Wherever the string "name" appears in the entries below, return the line that holds it.

== Data entries ==
=== Section Start ===
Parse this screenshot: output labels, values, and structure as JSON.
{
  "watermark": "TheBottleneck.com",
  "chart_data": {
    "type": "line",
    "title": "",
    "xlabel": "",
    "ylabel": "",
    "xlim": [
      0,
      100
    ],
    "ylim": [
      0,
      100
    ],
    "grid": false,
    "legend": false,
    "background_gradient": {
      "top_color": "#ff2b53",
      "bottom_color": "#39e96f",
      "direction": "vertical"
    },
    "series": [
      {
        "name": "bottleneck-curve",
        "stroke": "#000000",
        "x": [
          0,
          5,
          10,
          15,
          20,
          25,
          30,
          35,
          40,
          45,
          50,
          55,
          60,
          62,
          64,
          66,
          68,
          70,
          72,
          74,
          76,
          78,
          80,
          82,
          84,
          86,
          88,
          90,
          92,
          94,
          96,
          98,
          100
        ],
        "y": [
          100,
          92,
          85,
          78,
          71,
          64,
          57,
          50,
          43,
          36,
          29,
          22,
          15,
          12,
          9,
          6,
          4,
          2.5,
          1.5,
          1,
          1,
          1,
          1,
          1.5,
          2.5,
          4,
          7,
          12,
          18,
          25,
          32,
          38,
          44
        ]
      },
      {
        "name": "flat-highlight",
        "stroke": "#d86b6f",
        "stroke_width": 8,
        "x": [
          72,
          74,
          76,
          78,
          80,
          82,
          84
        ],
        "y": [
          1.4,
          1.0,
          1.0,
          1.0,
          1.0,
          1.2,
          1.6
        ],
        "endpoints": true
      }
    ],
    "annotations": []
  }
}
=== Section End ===
== Answer area ==
        "name": "bottleneck-curve",
        "name": "flat-highlight",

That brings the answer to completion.